Gov. Ron DeSantis asked the Florida legislature to pass the Free Speech of Health Care Practitioners Act on March 3, according to a news release. Flaws in DeSantis’ news release, and the proposed act itself, makes it evident the governor acts on legislation to expand freedoms without considering the consequences.
The bill died in the Senate and House on March 14, and its lack of advancement in the Florida legislature is a positive result for those in the health care field.
The act, a combination of House Bill 687 and Senate Bill 1184, would have made it more difficult for health care workers to lose their licenses and certificates for their outspoken opinions. Any health care provider who offers medical advice outside of the practitioner-patient relationship would be protected by this act.
“A board … may not reprimand, sanction or revoke or threaten to revoke a license, certificate or registration of a health care practitioner for exercising his or her constitutional right of free speech, including, but not limited to, speech through the use of a social media platform,” SB 1184 said.
Medical professionals already have the right to speak freely, but they practice in an evidence-based field which allows for the publication of evidence-based findings. By blindly taking steps to protect free speech in health care, the necessity for evidence in promoting science will be overlooked.
A medical professional does not need a “practitioner-patient relationship” to cause harm. With certification and licensure comes responsibility, and people look up to medical professionals for guidance during a health care crisis.
By allowing doctors and nurses to spew misinformation that causes harm to people outside of the practitioner-patient relationship, this bill affects the very people that health professionals should seek to protect.
Since the pandemic response has become a partisan issue, health care providers have been able to act as political agents rather than neutral scientists. Florida’s surgeon general, Joseph Ladapo, has publicly stated that masks do not save lives.
This contradicts data like that gathered by Stanford and Yale university in a 2021 randomized trial. It was found that the distribution of surgical masks resulted in a 12% reduction of infection to COVID-19.
It is the certification boards’ role to hold health care professionals accountable for the health advice they offer to the public.

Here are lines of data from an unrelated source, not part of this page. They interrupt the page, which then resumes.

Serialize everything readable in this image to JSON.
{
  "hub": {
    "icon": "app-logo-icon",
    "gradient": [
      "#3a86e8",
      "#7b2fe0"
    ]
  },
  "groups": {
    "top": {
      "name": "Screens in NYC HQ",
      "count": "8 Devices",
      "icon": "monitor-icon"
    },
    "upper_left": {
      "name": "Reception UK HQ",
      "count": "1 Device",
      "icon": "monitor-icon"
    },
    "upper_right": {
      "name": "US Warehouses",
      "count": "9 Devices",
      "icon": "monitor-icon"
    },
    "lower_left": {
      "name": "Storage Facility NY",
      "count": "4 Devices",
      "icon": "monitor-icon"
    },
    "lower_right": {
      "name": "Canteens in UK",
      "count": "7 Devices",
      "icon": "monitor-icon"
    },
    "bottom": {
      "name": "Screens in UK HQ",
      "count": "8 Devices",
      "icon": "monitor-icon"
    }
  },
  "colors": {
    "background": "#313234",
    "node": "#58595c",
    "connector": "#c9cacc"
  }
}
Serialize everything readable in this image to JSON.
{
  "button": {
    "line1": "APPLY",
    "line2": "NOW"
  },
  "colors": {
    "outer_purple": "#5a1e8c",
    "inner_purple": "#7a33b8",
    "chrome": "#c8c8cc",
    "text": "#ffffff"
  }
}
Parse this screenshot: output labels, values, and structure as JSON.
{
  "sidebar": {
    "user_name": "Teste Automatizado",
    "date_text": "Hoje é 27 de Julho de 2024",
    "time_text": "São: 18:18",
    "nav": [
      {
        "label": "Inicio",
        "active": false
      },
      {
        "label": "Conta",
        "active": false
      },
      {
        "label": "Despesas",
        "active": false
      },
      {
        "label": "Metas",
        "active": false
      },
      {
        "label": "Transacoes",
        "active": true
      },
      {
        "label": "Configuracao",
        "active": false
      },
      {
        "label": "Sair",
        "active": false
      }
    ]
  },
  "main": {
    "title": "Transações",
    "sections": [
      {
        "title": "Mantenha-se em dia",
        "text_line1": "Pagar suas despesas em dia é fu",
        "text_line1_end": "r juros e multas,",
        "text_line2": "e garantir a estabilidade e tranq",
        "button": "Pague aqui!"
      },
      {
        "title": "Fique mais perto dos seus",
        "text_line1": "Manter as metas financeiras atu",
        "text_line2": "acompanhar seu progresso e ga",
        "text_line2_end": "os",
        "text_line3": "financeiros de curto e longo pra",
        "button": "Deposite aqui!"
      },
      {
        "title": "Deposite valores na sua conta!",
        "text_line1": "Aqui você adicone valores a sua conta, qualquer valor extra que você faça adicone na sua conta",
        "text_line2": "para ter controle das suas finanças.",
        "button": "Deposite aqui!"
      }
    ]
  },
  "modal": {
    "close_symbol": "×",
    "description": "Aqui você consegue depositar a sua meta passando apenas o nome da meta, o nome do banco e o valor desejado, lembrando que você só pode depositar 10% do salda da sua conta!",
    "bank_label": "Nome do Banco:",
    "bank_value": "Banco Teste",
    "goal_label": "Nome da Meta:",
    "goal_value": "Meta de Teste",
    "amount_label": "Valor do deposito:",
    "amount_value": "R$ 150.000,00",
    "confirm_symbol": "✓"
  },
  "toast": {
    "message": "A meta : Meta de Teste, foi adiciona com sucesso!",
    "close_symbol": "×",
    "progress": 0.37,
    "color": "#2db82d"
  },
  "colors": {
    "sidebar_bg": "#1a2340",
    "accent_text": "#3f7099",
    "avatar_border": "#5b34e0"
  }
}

While physicians have free speech, they do not have the right to use their title to interject misinformation into public conversation.
The March 3 news release furthers its support of this bill by quoting Florida’s Chief Financial Officer Jimmy Patronis as he explained why a new bill should be passed to protect medical practitioners’ free speech.
“For our country to succeed we need more ideas, not less,” Patronis said.
Allowing the promotion of non-factual ideas does not lead to success, it leads to a misinformed audience.
To fight misinformation, give the certification boards the freedom to choose whether its certified members are promoting good health.